▸ **Entries supplied**:
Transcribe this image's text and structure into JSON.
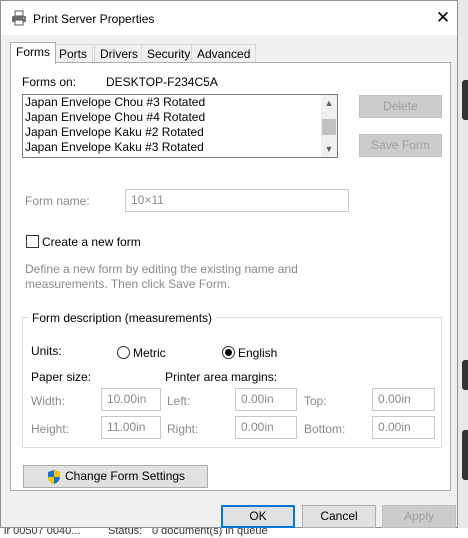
{
  "background": {
    "left_text": "ir 00507 0040...",
    "status_label": "Status:",
    "status_value": "0 document(s) in queue"
  },
  "window": {
    "title": "Print Server Properties",
    "close_glyph": "✕"
  },
  "tabs": [
    {
      "label": "Forms",
      "active": true
    },
    {
      "label": "Ports"
    },
    {
      "label": "Drivers"
    },
    {
      "label": "Security"
    },
    {
      "label": "Advanced"
    }
  ],
  "forms": {
    "forms_on_label": "Forms on:",
    "server_name": "DESKTOP-F234C5A",
    "list_items": [
      "Japan Envelope Chou #3 Rotated",
      "Japan Envelope Chou #4 Rotated",
      "Japan Envelope Kaku #2 Rotated",
      "Japan Envelope Kaku #3 Rotated"
    ],
    "delete_label": "Delete",
    "save_form_label": "Save Form",
    "form_name_label": "Form name:",
    "form_name_value": "10×11",
    "create_new_form_label": "Create a new form",
    "create_new_form_checked": false,
    "hint_line1": "Define a new form by editing the existing name and",
    "hint_line2": "measurements. Then click Save Form."
  },
  "description": {
    "group_label": "Form description (measurements)",
    "units_label": "Units:",
    "metric_label": "Metric",
    "english_label": "English",
    "selected_unit": "English",
    "paper_size_label": "Paper size:",
    "printer_area_margins_label": "Printer area margins:",
    "width_label": "Width:",
    "width_value": "10.00in",
    "height_label": "Height:",
    "height_value": "11.00in",
    "left_label": "Left:",
    "left_value": "0.00in",
    "right_label": "Right:",
    "right_value": "0.00in",
    "top_label": "Top:",
    "top_value": "0.00in",
    "bottom_label": "Bottom:",
    "bottom_value": "0.00in"
  },
  "change_form_settings_label": "Change Form Settings",
  "footer": {
    "ok_label": "OK",
    "cancel_label": "Cancel",
    "apply_label": "Apply"
  },
  "colors": {
    "accent": "#0078d7",
    "shield_blue": "#1b6fd1",
    "shield_yellow": "#f2c400"
  }
}
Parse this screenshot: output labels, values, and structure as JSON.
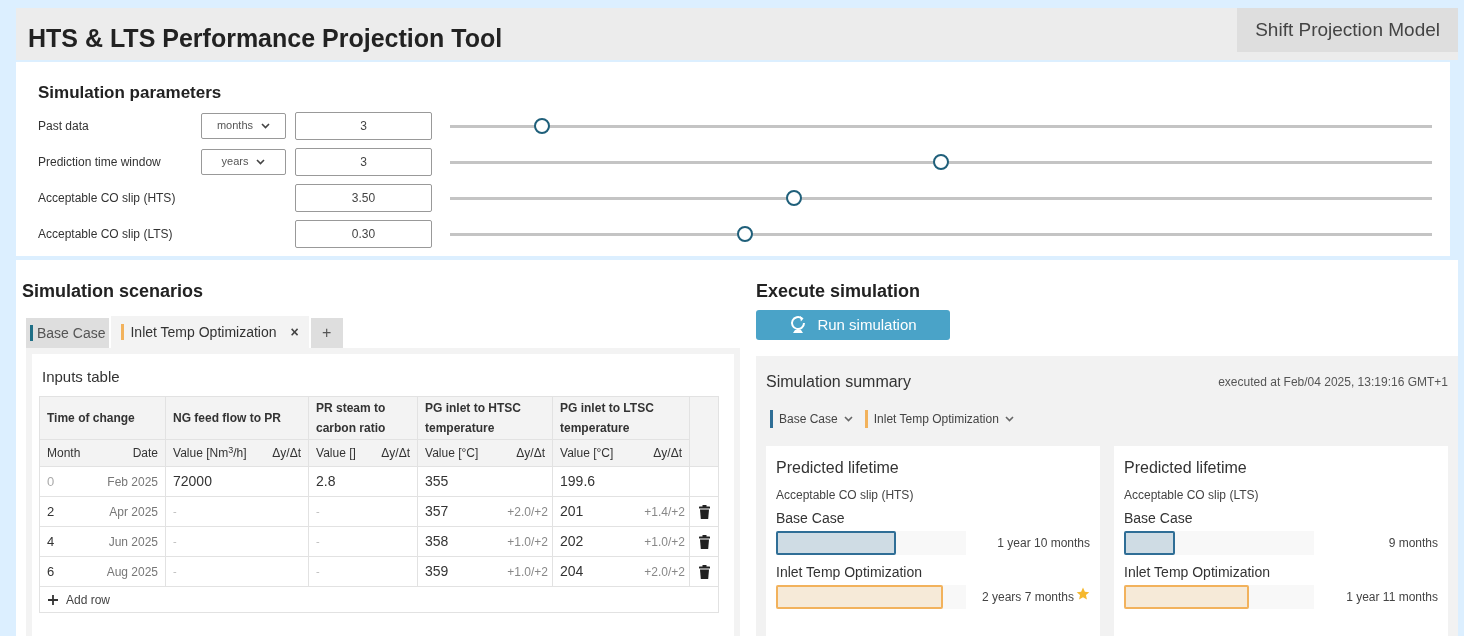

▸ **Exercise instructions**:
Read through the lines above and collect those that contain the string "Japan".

▸ **Exercise output**:
      "Japan Envelope Chou #3 Rotated",
      "Japan Envelope Chou #4 Rotated",
      "Japan Envelope Kaku #2 Rotated",
      "Japan Envelope Kaku #3 Rotated"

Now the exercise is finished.